=== Begin Enclosure ===

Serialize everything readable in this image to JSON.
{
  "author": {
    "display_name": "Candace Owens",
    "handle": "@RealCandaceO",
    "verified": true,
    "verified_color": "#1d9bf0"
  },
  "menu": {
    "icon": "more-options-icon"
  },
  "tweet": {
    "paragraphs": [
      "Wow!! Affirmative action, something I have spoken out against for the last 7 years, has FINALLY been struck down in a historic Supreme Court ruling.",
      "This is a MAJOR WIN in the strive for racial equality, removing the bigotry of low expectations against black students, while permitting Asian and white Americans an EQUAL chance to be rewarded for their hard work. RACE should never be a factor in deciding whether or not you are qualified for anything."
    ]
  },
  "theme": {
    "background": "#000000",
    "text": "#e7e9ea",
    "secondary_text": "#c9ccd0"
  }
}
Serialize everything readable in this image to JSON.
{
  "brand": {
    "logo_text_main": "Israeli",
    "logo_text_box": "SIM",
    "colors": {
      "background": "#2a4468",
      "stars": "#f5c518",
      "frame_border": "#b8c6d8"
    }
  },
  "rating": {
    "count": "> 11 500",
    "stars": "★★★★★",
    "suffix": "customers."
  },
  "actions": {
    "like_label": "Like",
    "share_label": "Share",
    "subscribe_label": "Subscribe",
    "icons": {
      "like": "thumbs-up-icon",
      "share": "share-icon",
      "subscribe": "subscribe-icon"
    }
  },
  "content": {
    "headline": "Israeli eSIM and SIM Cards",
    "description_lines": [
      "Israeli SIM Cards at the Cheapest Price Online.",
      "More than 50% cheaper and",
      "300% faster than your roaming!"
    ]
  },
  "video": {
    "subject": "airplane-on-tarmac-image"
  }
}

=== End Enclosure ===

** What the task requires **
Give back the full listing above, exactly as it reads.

** The completed task **
Serialize everything readable in this image to JSON.
{
  "author": {
    "display_name": "Candace Owens",
    "handle": "@RealCandaceO",
    "verified": true,
    "verified_color": "#1d9bf0"
  },
  "menu": {
    "icon": "more-options-icon"
  },
  "tweet": {
    "paragraphs": [
      "Wow!! Affirmative action, something I have spoken out against for the last 7 years, has FINALLY been struck down in a historic Supreme Court ruling.",
      "This is a MAJOR WIN in the strive for racial equality, removing the bigotry of low expectations against black students, while permitting Asian and white Americans an EQUAL chance to be rewarded for their hard work. RACE should never be a factor in deciding whether or not you are qualified for anything."
    ]
  },
  "theme": {
    "background": "#000000",
    "text": "#e7e9ea",
    "secondary_text": "#c9ccd0"
  }
}
Serialize everything readable in this image to JSON.
{
  "brand": {
    "logo_text_main": "Israeli",
    "logo_text_box": "SIM",
    "colors": {
      "background": "#2a4468",
      "stars": "#f5c518",
      "frame_border": "#b8c6d8"
    }
  },
  "rating": {
    "count": "> 11 500",
    "stars": "★★★★★",
    "suffix": "customers."
  },
  "actions": {
    "like_label": "Like",
    "share_label": "Share",
    "subscribe_label": "Subscribe",
    "icons": {
      "like": "thumbs-up-icon",
      "share": "share-icon",
      "subscribe": "subscribe-icon"
    }
  },
  "content": {
    "headline": "Israeli eSIM and SIM Cards",
    "description_lines": [
      "Israeli SIM Cards at the Cheapest Price Online.",
      "More than 50% cheaper and",
      "300% faster than your roaming!"
    ]
  },
  "video": {
    "subject": "airplane-on-tarmac-image"
  }
}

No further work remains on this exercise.